November 4th, 2008 was probably the first time I tried out any type of “live” coverage. I used ScribbleLive to cover Election Day for MiddBlog. We had a bunch of contributors all pile in their comments into a running “live blog” of the day’s events. Today, a lot of sites (including NPR) use CoverItLive for running text coverage.
During my summer at NPR, we did a live chat with the musician Moby. It took a producer, a host, and two interns to run it. My fellow intern Camden was running the chat, moderating comments as listeners tuned in to hear Moby take questions. I was running the Twitter questions, monitoring the hashtag and submitting questions to the larger chat. Producer Rob Hilton would feed questions to host Bob Boilen who would then ask Moby.
Last Thursday, I tried streaming my acappella group‘s concert with live video on ustream.com. And I was surprised that it worked pretty well to reach an audience of around 40-50 people (mostly parents and friends) with less than 24 hours notice. I just used the built-in camera on my computer to broadcast and had some sound issues when the audience hooped and hollered (blasting the eardrums of the internet viewers). Either way, it was a worthwhile experiment especially for the most dedicated fans that can tune in from far away. The fan appreciation for being able to connect with a live event is pretty amazing.
This is what happens when I have a new camera and a half hour to mess around. Looking forward to more video projects, short and long, this summer.
The poor blooming flowers are getting massacred by snow in April (almost May). Good luck to gardens everywhere in Vermont.
I went to a lecture by Walter Pincus yesterday and hearing that the internet journalism was just a fad was not good for my ego. But I won’t dwell on the fact that Pincus stuck to corporate print journalism as the only future of journalism (grrr…). I liked what he said about journalism needing to be owned locally and his idea of a print journalism small business is attractive in many ways.
Still I find it hard to escape that print journalism as inherently non-iterative or at least less capable of fast iterations. That’s the allure of online journalism — get it wrong? You can change quickly and adapt back in with instant feedback. The video below is about the “marshmallow challenge” where kindergartners consistently beat out MBA students in building a simple structure. Why? Find out:
I would say the majority of people I know are looking for work, have just recently just started working, or are about to be looking for work. But that’s not why I started my new employment blog: liberalart.us. I started it for the liberal artists (not democratic painters) and named it as such.

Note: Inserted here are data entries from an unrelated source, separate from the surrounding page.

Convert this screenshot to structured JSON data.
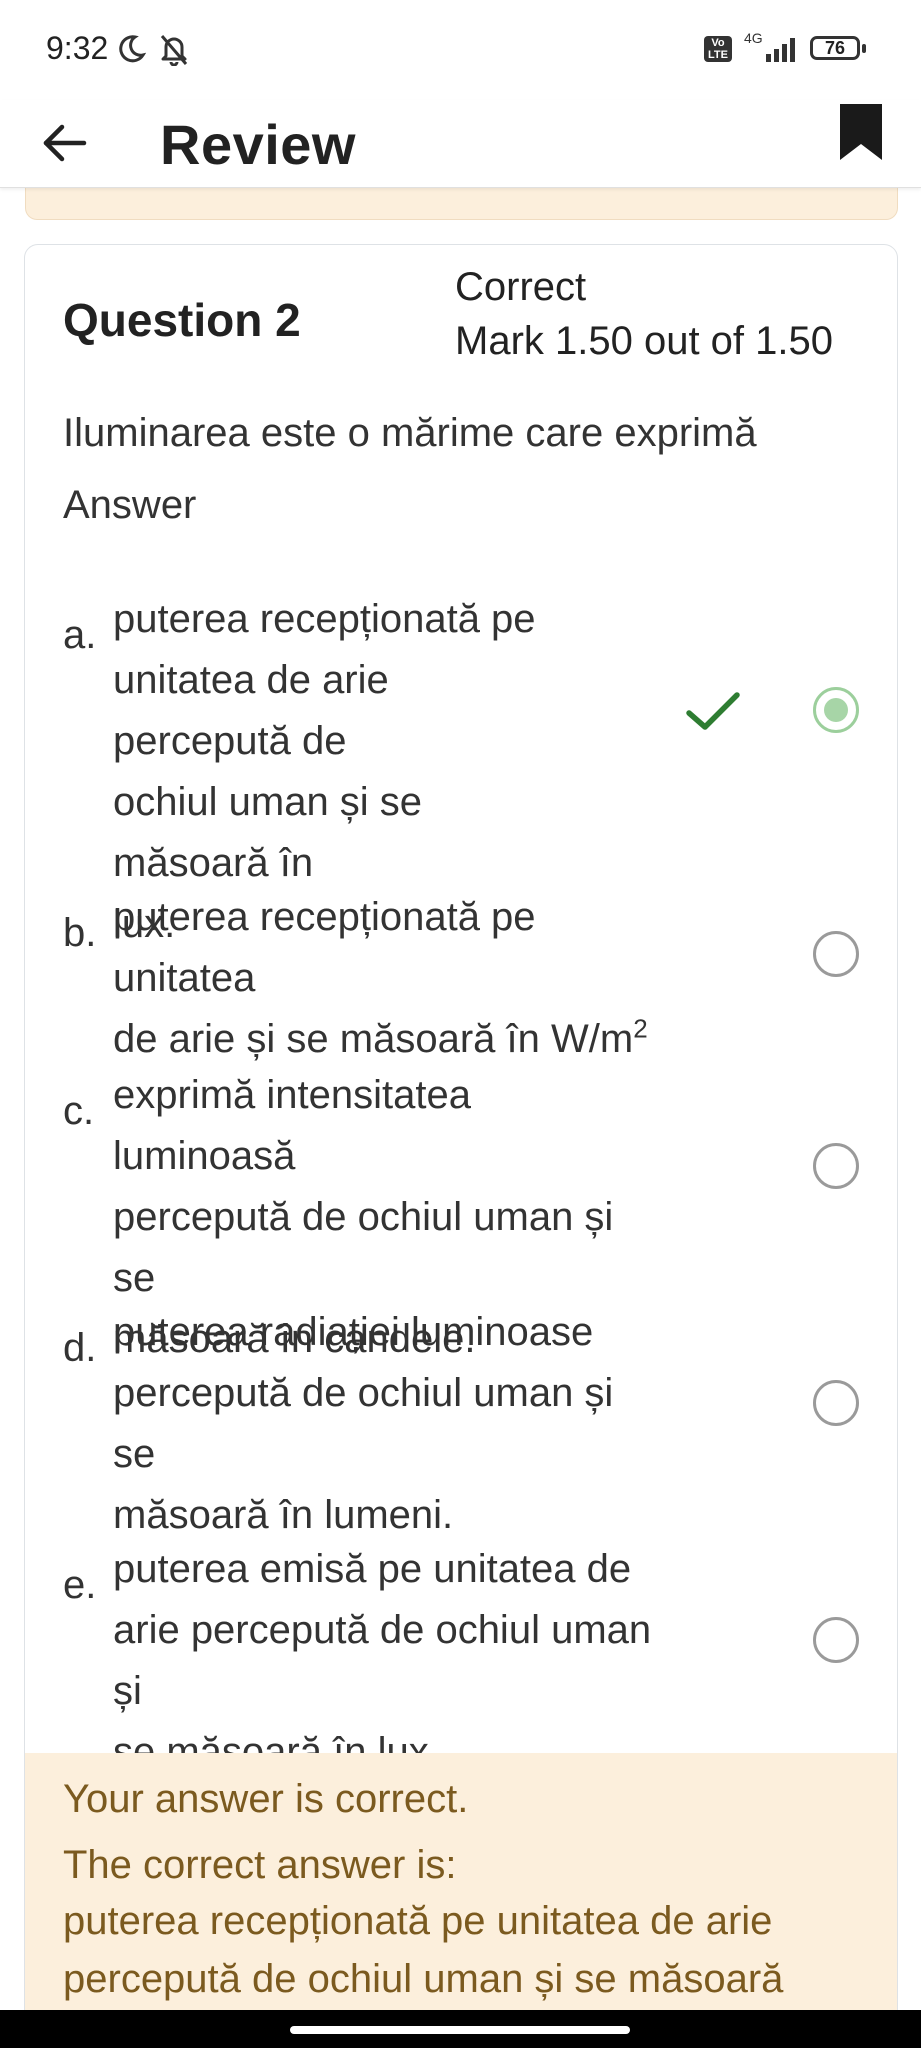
{
  "status_bar": {
    "time": "9:32",
    "volte_label": "Vo LTE",
    "network": "4G",
    "battery": "76"
  },
  "app_bar": {
    "title": "Review",
    "back_icon": "arrow-left-icon",
    "bookmark_icon": "bookmark-icon"
  },
  "question": {
    "number": "Question 2",
    "state": "Correct",
    "mark": "Mark 1.50 out of 1.50",
    "text": "Iluminarea este o mărime care exprimă",
    "answer_label": "Answer",
    "options": [
      {
        "letter": "a.",
        "lines": [
          "puterea recepționată pe",
          "unitatea de arie percepută de",
          "ochiul uman și se măsoară în",
          "lux."
        ],
        "selected": true,
        "correct": true
      },
      {
        "letter": "b.",
        "lines": [
          "puterea recepționată pe unitatea",
          "de arie și se măsoară în W/m",
          "2"
        ],
        "selected": false
      },
      {
        "letter": "c.",
        "lines": [
          "exprimă intensitatea luminoasă",
          "percepută de ochiul uman și se",
          "măsoară în candele."
        ],
        "selected": false
      },
      {
        "letter": "d.",
        "lines": [
          "puterea radiației luminoase",
          "percepută de ochiul uman și se",
          "măsoară în lumeni."
        ],
        "selected": false
      },
      {
        "letter": "e.",
        "lines": [
          "puterea emisă pe unitatea de",
          "arie percepută de ochiul uman și",
          "se măsoară în lux."
        ],
        "selected": false
      }
    ]
  },
  "feedback": {
    "result": "Your answer is correct.",
    "correct_intro": "The correct answer is:",
    "correct_line1": "puterea recepționată pe unitatea de arie",
    "correct_line2": "percepută de ochiul uman și se măsoară"
  },
  "colors": {
    "feedback_bg": "#fcefdc",
    "feedback_text": "#7b5a1f",
    "check_green": "#2e7d32",
    "radio_checked": "#a7d5a7"
  }
}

What does a liberal arts degree really mean? Where does it get you? What skills do you have? I have seen some of my smartest and most talented friends struggle immensely post-graduation and this blog is for them. And it’s not to help them as if this were charity or an advice line. It’s to give voice to them.
I’m saying that the 20-something recession-grad is a story worth telling. The successes. The failures. The pressures. I’m living it, so why try to mask it in Career Service pamphlets and cryptic facebook statuses. The blog, thanks to my partner Sarah, has a bit more of a snarky tone than I’m used to. But employers take note, I know how to adapt to styled writing. I write it that way to have some appeal and light-heartedness to what can be a tough process for my colleagues/classmates.
Let me know what you think. I want the blog to be fresh. There’s a risk of failure, but you know what, I haven’t been failing enough recently. That means I’m getting too comfortable, not pushing myself.